─── RECORD EXTRACTS ───

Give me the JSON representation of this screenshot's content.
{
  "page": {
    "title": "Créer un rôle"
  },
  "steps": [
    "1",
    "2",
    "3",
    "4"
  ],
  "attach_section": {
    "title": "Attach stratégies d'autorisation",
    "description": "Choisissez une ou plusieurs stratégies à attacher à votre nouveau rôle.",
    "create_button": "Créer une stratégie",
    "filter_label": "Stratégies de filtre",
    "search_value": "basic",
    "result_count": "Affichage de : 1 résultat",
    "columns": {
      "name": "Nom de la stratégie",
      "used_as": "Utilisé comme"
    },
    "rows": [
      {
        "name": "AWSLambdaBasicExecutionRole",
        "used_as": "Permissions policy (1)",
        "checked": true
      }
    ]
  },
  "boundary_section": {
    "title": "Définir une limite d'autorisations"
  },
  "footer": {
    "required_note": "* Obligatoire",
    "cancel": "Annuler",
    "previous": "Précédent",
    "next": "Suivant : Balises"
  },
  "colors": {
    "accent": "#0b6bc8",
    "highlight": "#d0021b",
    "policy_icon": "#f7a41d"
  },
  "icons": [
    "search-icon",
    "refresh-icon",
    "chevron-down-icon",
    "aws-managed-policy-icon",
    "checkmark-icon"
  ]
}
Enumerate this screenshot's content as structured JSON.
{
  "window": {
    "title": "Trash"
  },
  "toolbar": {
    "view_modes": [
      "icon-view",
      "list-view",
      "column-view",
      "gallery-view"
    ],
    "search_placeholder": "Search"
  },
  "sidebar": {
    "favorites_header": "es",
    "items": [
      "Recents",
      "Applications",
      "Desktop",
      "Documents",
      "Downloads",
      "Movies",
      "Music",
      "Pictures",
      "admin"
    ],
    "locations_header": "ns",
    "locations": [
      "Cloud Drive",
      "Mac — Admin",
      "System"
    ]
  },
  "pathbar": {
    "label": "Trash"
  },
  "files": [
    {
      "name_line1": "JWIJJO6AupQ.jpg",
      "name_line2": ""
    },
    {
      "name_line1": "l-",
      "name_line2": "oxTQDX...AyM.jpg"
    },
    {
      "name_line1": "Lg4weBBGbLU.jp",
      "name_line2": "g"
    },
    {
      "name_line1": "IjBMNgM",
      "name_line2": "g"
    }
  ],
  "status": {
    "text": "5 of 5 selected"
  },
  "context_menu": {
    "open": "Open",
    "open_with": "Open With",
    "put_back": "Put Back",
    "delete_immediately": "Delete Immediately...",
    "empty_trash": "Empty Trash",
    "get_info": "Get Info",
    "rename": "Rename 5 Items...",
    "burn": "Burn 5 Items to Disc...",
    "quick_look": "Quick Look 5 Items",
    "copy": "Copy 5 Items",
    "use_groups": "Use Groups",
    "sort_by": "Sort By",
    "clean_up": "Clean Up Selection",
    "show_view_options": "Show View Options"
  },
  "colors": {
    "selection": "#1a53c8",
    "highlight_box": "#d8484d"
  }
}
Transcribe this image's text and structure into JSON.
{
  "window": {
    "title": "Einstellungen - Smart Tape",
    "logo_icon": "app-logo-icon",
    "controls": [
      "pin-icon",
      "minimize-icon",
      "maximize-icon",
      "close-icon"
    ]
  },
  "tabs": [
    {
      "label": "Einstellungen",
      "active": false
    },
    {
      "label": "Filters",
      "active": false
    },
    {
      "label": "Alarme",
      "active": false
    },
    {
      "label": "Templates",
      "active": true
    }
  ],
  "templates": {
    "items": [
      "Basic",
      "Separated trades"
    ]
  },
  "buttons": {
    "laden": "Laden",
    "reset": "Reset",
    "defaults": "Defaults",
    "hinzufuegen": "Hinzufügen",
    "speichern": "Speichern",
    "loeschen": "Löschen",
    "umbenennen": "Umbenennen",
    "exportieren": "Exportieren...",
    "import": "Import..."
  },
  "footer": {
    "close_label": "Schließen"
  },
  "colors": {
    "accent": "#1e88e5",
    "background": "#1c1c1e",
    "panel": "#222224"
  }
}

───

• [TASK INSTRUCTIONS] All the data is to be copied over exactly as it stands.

• [ANSWER TO THIS EXERCISE]
Give me the JSON representation of this screenshot's content.
{
  "page": {
    "title": "Créer un rôle"
  },
  "steps": [
    "1",
    "2",
    "3",
    "4"
  ],
  "attach_section": {
    "title": "Attach stratégies d'autorisation",
    "description": "Choisissez une ou plusieurs stratégies à attacher à votre nouveau rôle.",
    "create_button": "Créer une stratégie",
    "filter_label": "Stratégies de filtre",
    "search_value": "basic",
    "result_count": "Affichage de : 1 résultat",
    "columns": {
      "name": "Nom de la stratégie",
      "used_as": "Utilisé comme"
    },
    "rows": [
      {
        "name": "AWSLambdaBasicExecutionRole",
        "used_as": "Permissions policy (1)",
        "checked": true
      }
    ]
  },
  "boundary_section": {
    "title": "Définir une limite d'autorisations"
  },
  "footer": {
    "required_note": "* Obligatoire",
    "cancel": "Annuler",
    "previous": "Précédent",
    "next": "Suivant : Balises"
  },
  "colors": {
    "accent": "#0b6bc8",
    "highlight": "#d0021b",
    "policy_icon": "#f7a41d"
  },
  "icons": [
    "search-icon",
    "refresh-icon",
    "chevron-down-icon",
    "aws-managed-policy-icon",
    "checkmark-icon"
  ]
}
Enumerate this screenshot's content as structured JSON.
{
  "window": {
    "title": "Trash"
  },
  "toolbar": {
    "view_modes": [
      "icon-view",
      "list-view",
      "column-view",
      "gallery-view"
    ],
    "search_placeholder": "Search"
  },
  "sidebar": {
    "favorites_header": "es",
    "items": [
      "Recents",
      "Applications",
      "Desktop",
      "Documents",
      "Downloads",
      "Movies",
      "Music",
      "Pictures",
      "admin"
    ],
    "locations_header": "ns",
    "locations": [
      "Cloud Drive",
      "Mac — Admin",
      "System"
    ]
  },
  "pathbar": {
    "label": "Trash"
  },
  "files": [
    {
      "name_line1": "JWIJJO6AupQ.jpg",
      "name_line2": ""
    },
    {
      "name_line1": "l-",
      "name_line2": "oxTQDX...AyM.jpg"
    },
    {
      "name_line1": "Lg4weBBGbLU.jp",
      "name_line2": "g"
    },
    {
      "name_line1": "IjBMNgM",
      "name_line2": "g"
    }
  ],
  "status": {
    "text": "5 of 5 selected"
  },
  "context_menu": {
    "open": "Open",
    "open_with": "Open With",
    "put_back": "Put Back",
    "delete_immediately": "Delete Immediately...",
    "empty_trash": "Empty Trash",
    "get_info": "Get Info",
    "rename": "Rename 5 Items...",
    "burn": "Burn 5 Items to Disc...",
    "quick_look": "Quick Look 5 Items",
    "copy": "Copy 5 Items",
    "use_groups": "Use Groups",
    "sort_by": "Sort By",
    "clean_up": "Clean Up Selection",
    "show_view_options": "Show View Options"
  },
  "colors": {
    "selection": "#1a53c8",
    "highlight_box": "#d8484d"
  }
}
Transcribe this image's text and structure into JSON.
{
  "window": {
    "title": "Einstellungen - Smart Tape",
    "logo_icon": "app-logo-icon",
    "controls": [
      "pin-icon",
      "minimize-icon",
      "maximize-icon",
      "close-icon"
    ]
  },
  "tabs": [
    {
      "label": "Einstellungen",
      "active": false
    },
    {
      "label": "Filters",
      "active": false
    },
    {
      "label": "Alarme",
      "active": false
    },
    {
      "label": "Templates",
      "active": true
    }
  ],
  "templates": {
    "items": [
      "Basic",
      "Separated trades"
    ]
  },
  "buttons": {
    "laden": "Laden",
    "reset": "Reset",
    "defaults": "Defaults",
    "hinzufuegen": "Hinzufügen",
    "speichern": "Speichern",
    "loeschen": "Löschen",
    "umbenennen": "Umbenennen",
    "exportieren": "Exportieren...",
    "import": "Import..."
  },
  "footer": {
    "close_label": "Schließen"
  },
  "colors": {
    "accent": "#1e88e5",
    "background": "#1c1c1e",
    "panel": "#222224"
  }
}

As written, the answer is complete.